Brief — For each line of the data below that holds "title", copy the line.
____ Provided data
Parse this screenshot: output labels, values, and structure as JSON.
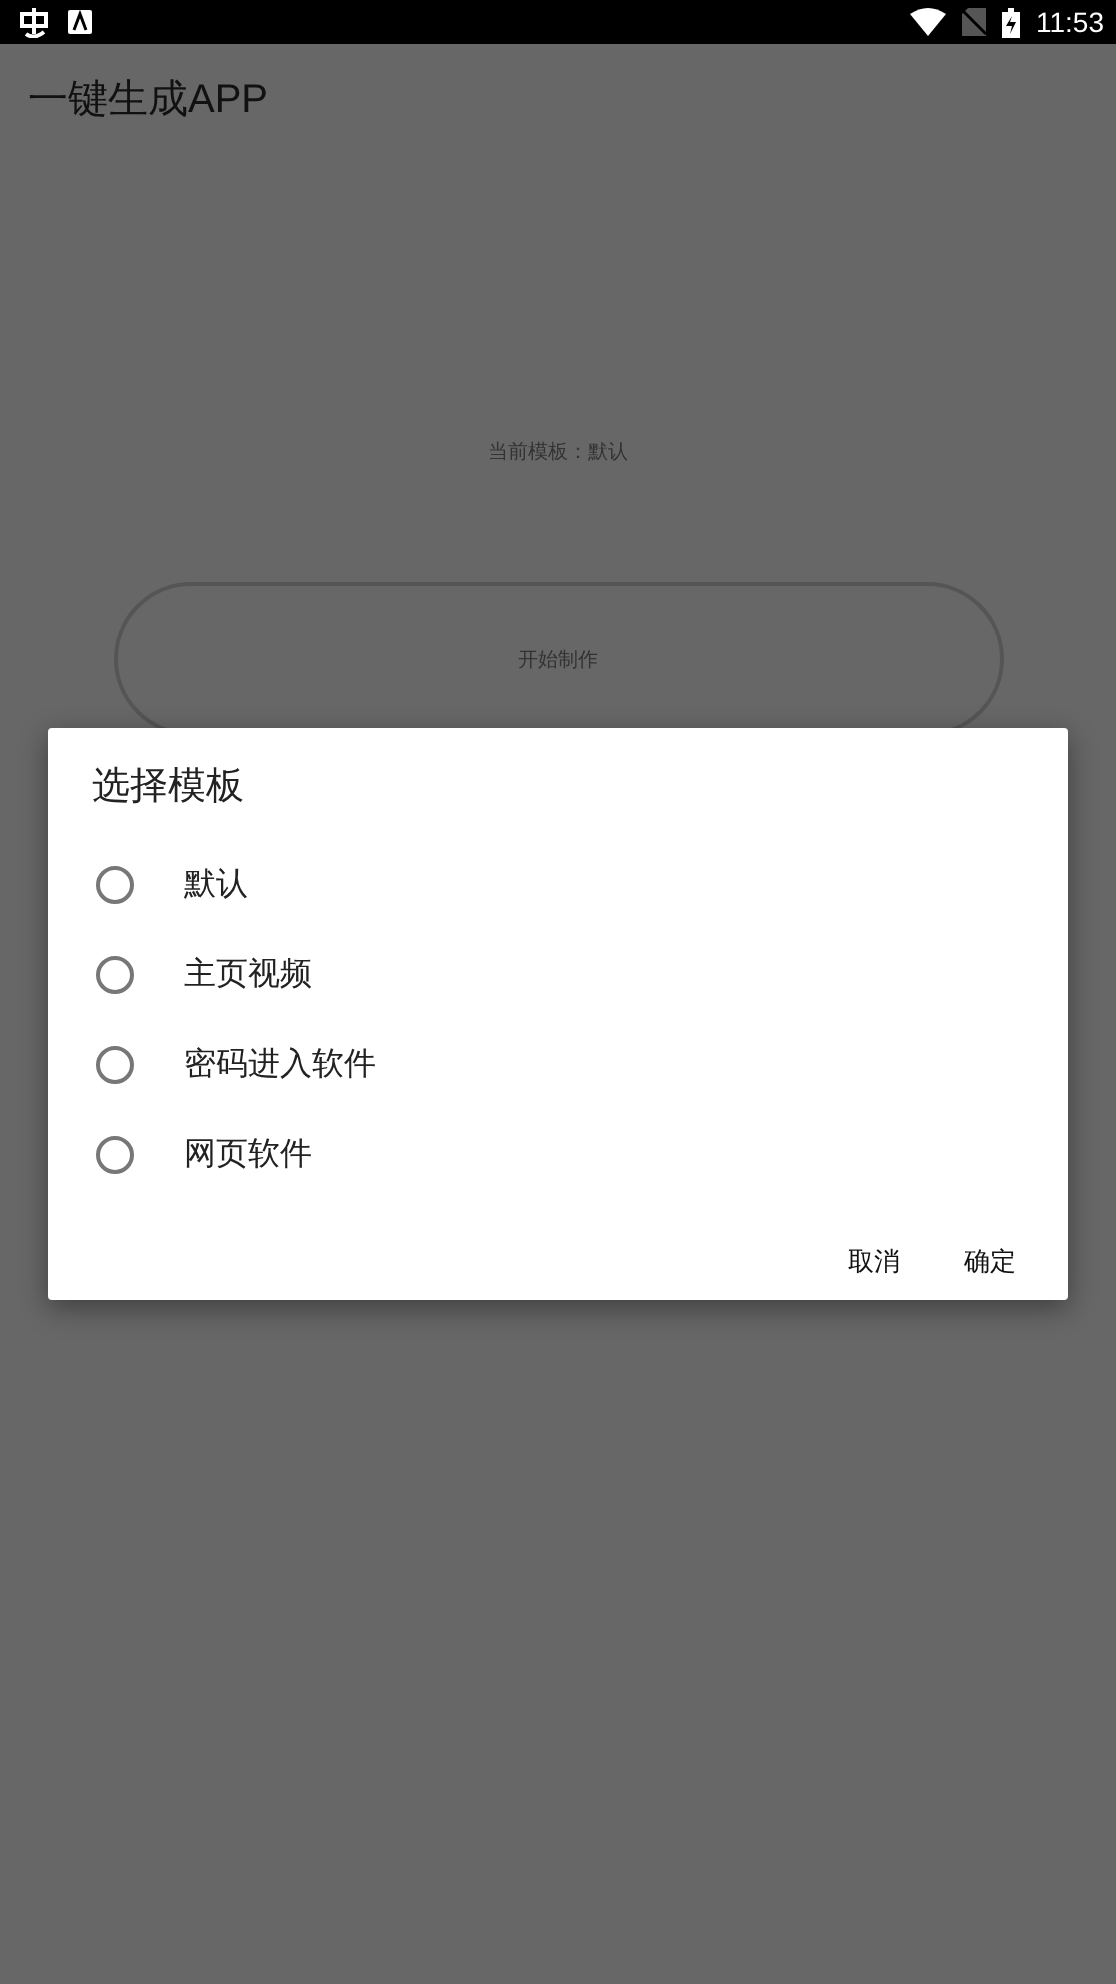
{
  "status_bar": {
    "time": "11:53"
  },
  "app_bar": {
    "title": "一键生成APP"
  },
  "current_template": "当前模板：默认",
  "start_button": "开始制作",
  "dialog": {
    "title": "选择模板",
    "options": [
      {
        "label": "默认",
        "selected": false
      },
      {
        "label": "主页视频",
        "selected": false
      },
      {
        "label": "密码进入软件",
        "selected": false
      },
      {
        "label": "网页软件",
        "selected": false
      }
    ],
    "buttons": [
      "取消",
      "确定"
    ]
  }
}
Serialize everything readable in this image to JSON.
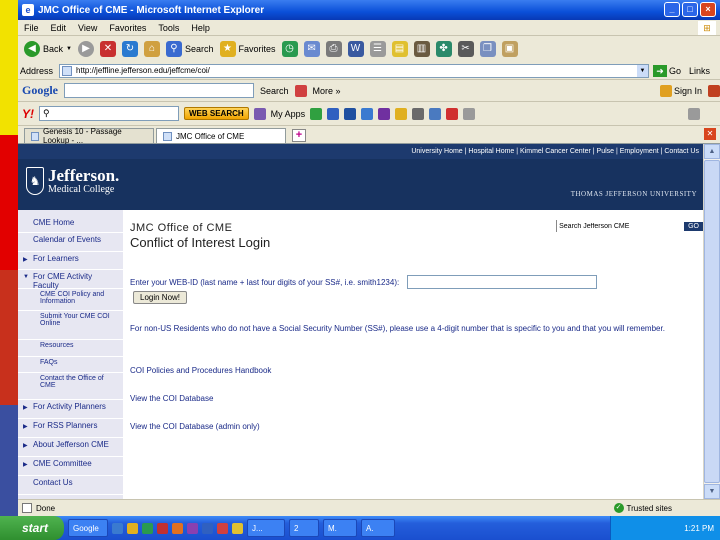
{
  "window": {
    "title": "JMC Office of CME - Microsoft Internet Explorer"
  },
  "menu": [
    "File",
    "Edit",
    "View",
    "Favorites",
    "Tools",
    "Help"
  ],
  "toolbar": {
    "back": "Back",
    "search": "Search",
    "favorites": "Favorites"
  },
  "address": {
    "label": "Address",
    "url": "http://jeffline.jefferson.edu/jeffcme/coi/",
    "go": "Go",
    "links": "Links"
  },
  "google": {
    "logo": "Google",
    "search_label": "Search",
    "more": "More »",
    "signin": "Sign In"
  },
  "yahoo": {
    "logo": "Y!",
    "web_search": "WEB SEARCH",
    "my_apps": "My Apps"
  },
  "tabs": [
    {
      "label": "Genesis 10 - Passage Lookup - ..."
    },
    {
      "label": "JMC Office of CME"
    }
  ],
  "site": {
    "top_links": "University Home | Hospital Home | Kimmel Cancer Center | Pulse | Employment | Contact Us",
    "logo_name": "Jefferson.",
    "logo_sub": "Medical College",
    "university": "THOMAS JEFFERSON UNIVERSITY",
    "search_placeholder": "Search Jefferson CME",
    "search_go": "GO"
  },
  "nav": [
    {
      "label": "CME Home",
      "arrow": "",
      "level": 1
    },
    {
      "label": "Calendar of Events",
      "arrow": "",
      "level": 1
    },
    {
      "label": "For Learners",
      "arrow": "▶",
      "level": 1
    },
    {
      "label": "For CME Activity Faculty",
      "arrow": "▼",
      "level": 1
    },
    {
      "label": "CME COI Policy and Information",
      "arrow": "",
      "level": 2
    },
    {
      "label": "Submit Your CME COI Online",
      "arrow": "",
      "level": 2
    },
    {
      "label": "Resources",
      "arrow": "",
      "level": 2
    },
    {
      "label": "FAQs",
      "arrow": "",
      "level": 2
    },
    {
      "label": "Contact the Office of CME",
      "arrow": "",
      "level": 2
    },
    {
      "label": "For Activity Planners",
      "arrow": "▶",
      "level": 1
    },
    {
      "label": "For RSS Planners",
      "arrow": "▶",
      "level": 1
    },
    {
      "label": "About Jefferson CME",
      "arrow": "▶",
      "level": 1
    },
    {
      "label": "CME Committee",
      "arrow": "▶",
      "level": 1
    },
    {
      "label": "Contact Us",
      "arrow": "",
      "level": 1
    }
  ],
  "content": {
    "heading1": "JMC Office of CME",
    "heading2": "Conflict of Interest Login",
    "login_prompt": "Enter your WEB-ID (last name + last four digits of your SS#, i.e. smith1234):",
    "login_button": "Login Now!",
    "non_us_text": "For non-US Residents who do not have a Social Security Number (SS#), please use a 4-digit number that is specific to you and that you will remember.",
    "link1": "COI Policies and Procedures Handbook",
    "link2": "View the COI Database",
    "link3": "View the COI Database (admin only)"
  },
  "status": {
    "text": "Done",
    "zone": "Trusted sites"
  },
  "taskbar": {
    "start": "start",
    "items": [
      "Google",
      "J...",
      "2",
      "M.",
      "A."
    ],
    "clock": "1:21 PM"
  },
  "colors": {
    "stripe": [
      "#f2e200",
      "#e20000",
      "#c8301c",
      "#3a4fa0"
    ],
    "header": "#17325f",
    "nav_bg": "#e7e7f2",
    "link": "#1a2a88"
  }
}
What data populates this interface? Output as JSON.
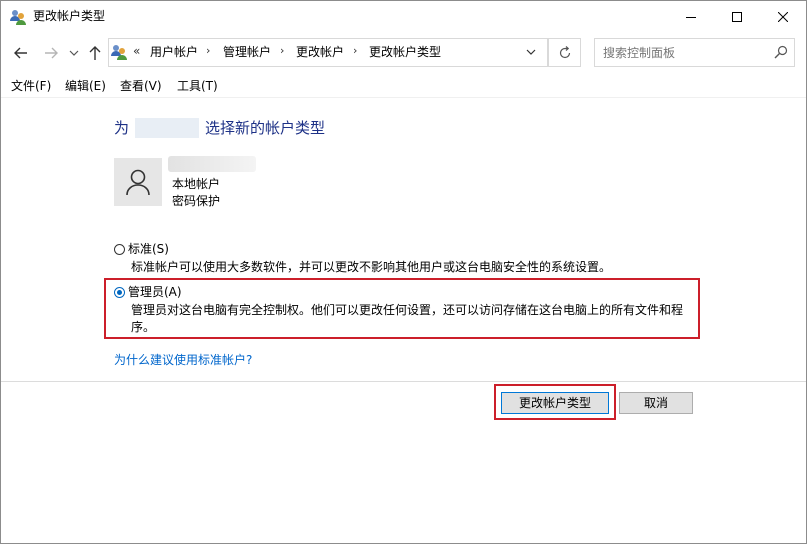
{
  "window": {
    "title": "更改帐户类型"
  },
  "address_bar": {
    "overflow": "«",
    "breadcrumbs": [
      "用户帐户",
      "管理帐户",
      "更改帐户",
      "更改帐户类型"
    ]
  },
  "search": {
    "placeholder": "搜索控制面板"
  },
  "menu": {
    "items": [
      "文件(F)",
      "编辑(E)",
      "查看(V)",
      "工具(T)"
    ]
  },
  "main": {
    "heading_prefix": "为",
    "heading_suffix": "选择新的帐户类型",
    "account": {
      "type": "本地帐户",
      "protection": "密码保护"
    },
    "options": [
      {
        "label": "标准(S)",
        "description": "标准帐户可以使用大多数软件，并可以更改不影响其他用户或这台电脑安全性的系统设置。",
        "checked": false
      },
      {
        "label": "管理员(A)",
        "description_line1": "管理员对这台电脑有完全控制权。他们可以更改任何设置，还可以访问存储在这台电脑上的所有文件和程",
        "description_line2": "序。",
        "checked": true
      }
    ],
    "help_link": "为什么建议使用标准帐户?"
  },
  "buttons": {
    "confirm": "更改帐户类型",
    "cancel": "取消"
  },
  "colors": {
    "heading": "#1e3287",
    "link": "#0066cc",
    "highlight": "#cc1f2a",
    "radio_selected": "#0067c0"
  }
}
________
Answer below —
    "title": "一键生成APP"
    "title": "选择模板",
    "title": "JMC Office of CME - Microsoft Internet Explorer"
    "title": "更改帐户类型"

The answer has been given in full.